Students test the hypothesis that a 100-year flood happens once every hundred years, learning how the probability of a flood does not mean that floods happen at regular intervals.

Systems thinking is an important concept across the Earth sciences. In this game, students either are a part of a system or serve as scientists tasked with observing and making sense of the system moving in front of them.

Students research the 2013 Colorado floods, present the information they find, and summarize all information presented.

On May 20, 2013, a devastating tornado occurred in Moore, Oklahoma. How did the people of Moore work to rebuild their community?

In this activity, students will compare stories about a weather event from different media sources and different perspectives.

In this activity, students will analyze data sets that show how carbon dioxide varies through the atmosphere at different latitudes, altitudes, and different times of year.

Students review graphs and charts of severe weather data then answer "True and False" questions about the content conveyed.

Students review what scientists know and what they’re working to understand about the relationship between extreme weather events and climate change.

Students will make snowflake models from actual snowflake images and learn about different types of snowflakes in the process.

Students demonstrate their knowledge of interconnections between natural systems such as weather and climate and the built environment in which they live.

Students use a cloud identification guide to identify clouds in landscape paintings, then make their own art to identify cloud types.

In this hands-on activity, students explore how temperature affects the behavior of air molecules.

Students analyze and interpret data on a map of floodplains to assess risk of flooding inform decision making that will mitigate the effects of flooding.

Where do tornadoes occur?

Students read news articles about Hurricane Irene, present information with classmates, and construct a timeline to describe the hurricane’s story over time and across geographic area, exploring what happened, how people were affected, and how they reacted.

Students investigate three decades of tornado data through an interactive Story Map from Esri.

IntroductionIn this activity, students gather information about atmospheric scientific field projects in order to understand how a research question about the Earth system can be answered by collecting data using many different research platforms and instruments.

Students explore the relationship between weather and climate by graphing weather temperature data and comparing with climate averages.

A collection of educational resources to bring cloud science to elementary students.

In this hands-on activity, students experiment to discover how moisture, pressure, temperature, and condensation nuclei play a role in cloud formation.

Using language arts, math, and measurement skills, elementary students explore rainfall data and learn how to measure precipitation through an interactive story. 

In this classroom activity, students investigate how clouds change over time by making repeat observations of a section of sky and then representing their data graphically.
In this activity, students will observe that a change in the temperature of air will determine its place in the atmosphere.

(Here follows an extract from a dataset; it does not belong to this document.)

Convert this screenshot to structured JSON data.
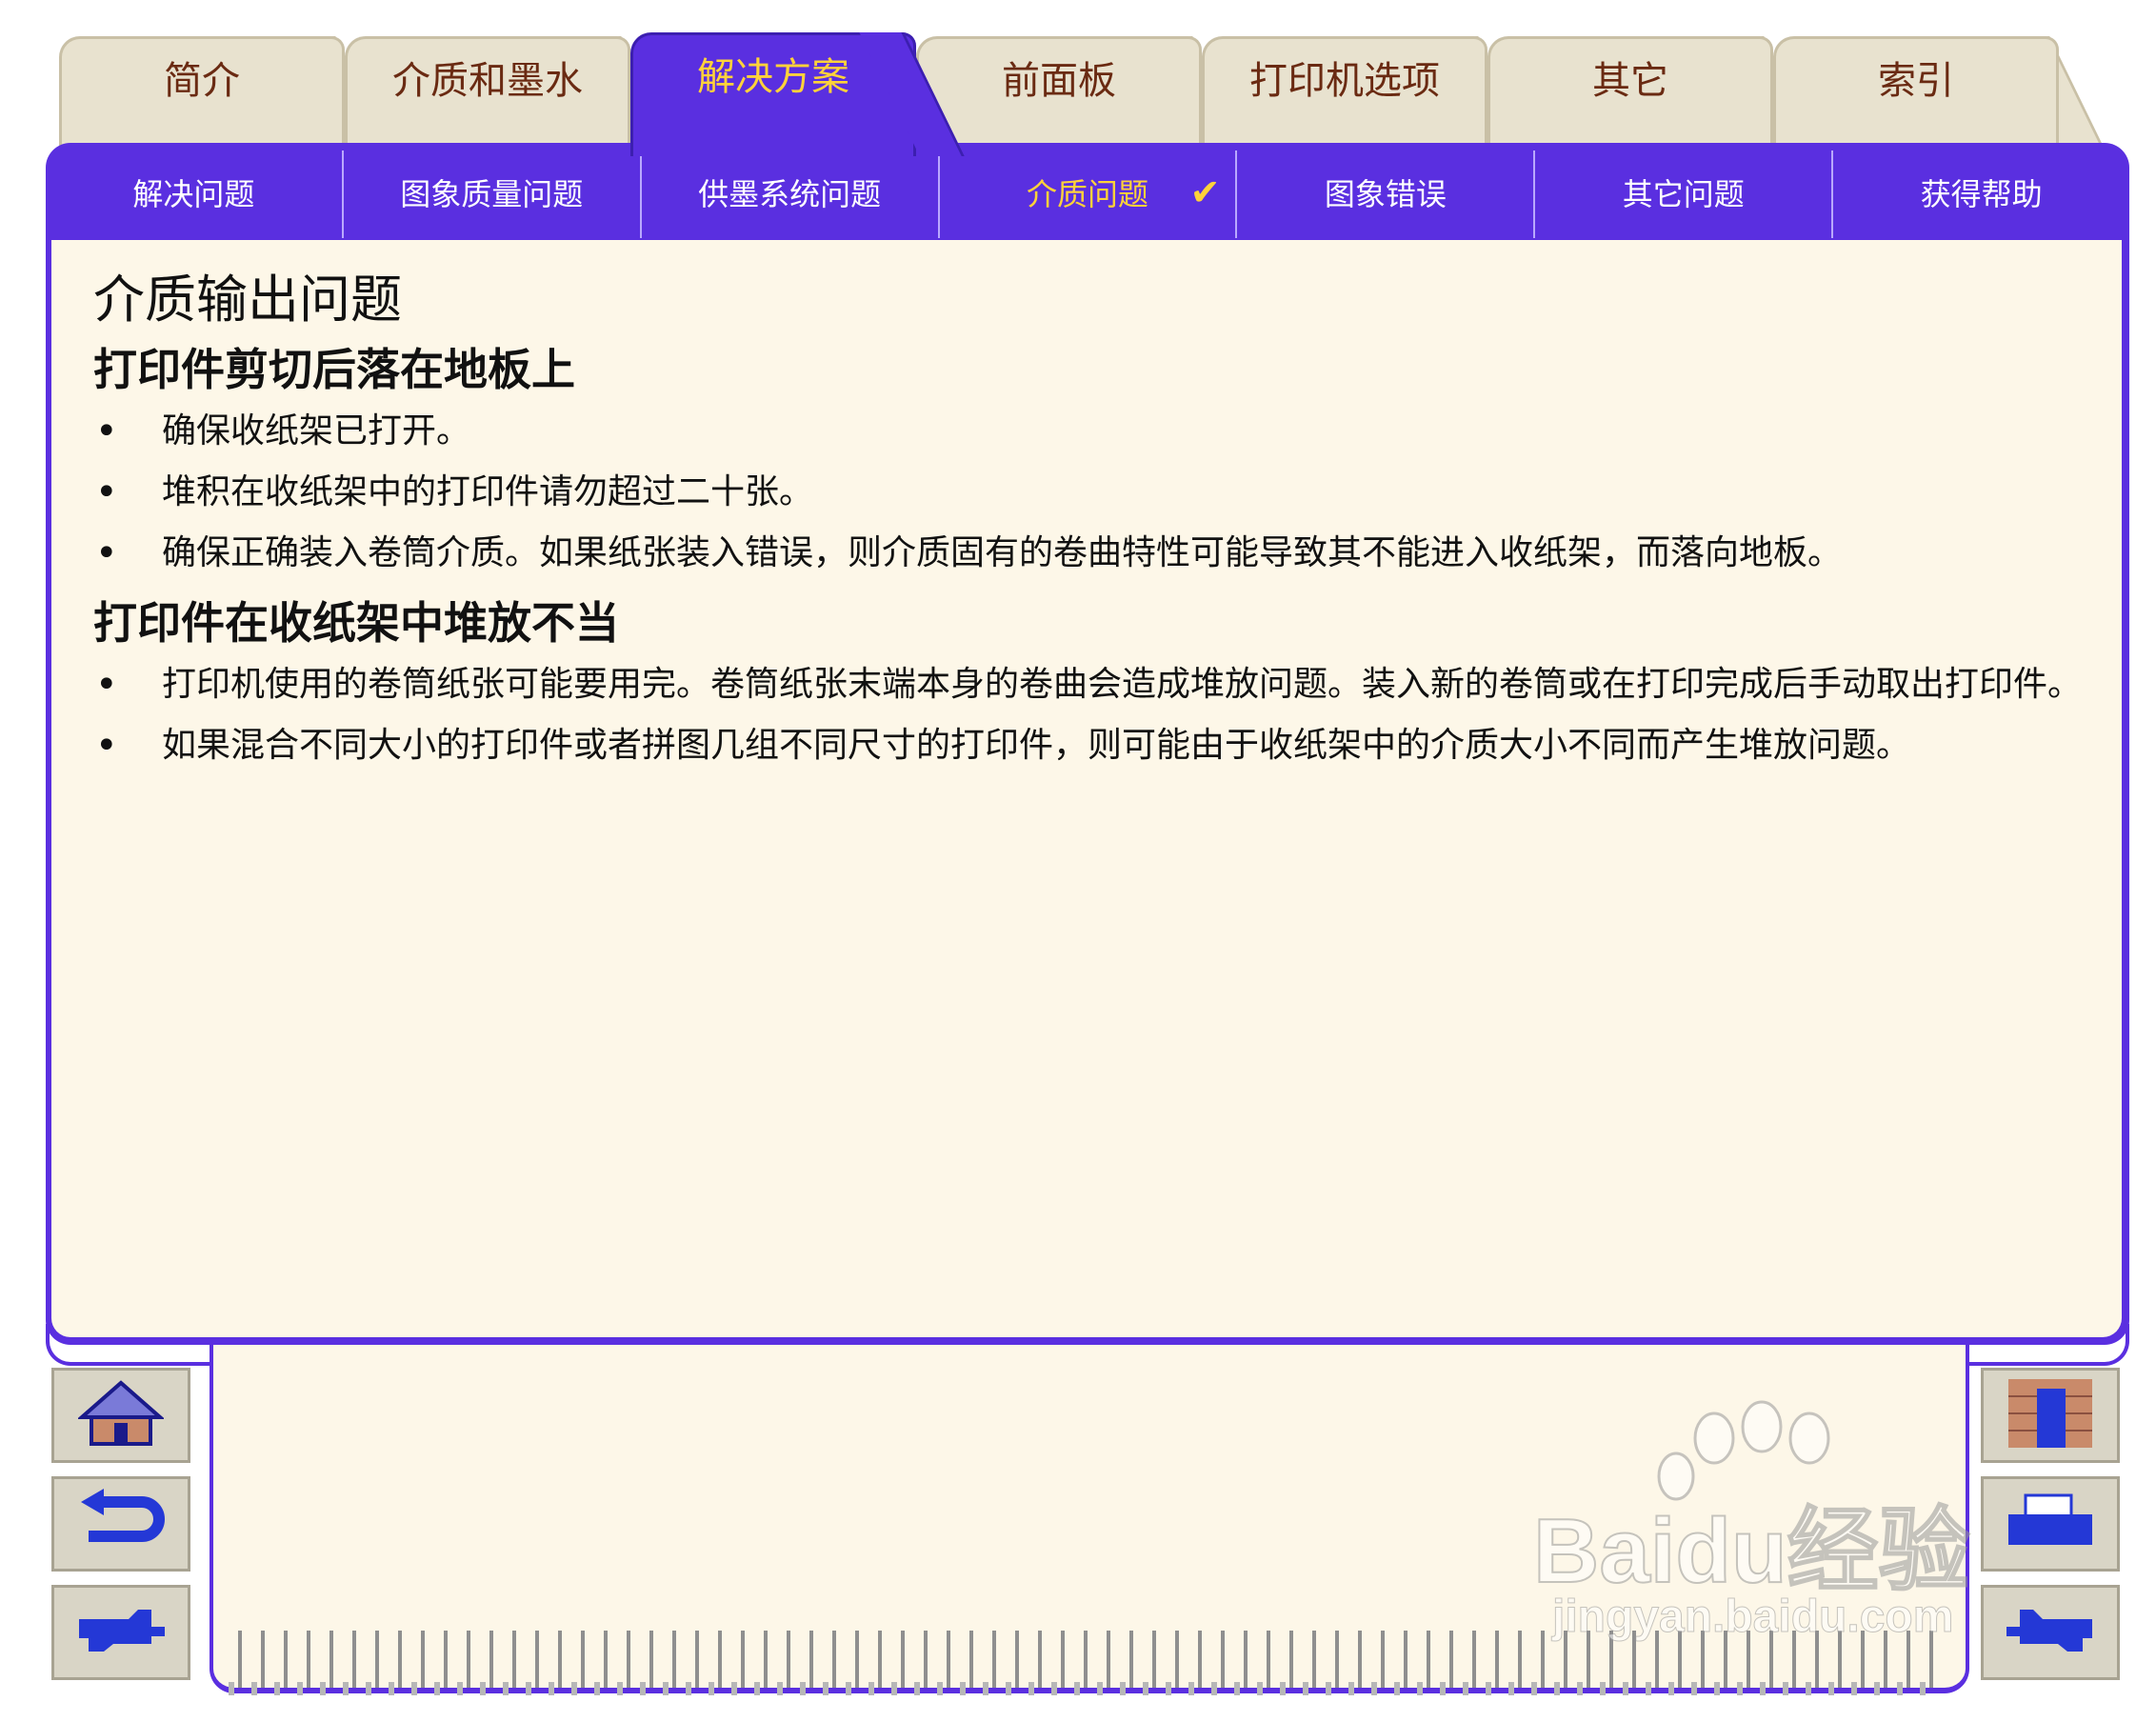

Water, which behaves very similarly to air, is used in this demonstration. It flows in fluid currents in a visual manner in a see-through density tank.

A collection of educational resources about the science of winter weather for primary grade students.

Investigate maps and data to learn about the connections between hurricanes and climate, places where hurricanes form and how climate change may be affecting their strength.
Are you in a place where snow falls in winter? If so, try catching snowflakes. Then take a close look. Can you find two snowflakes that look alike?
Use this cloud viewer to explore the clouds and sky outside. What type of clouds do you see? What color is the sky? Why do the clouds or colors vary?The Cloud Viewer was the invention of Teri Eastburn, UCAR Center for Science Education.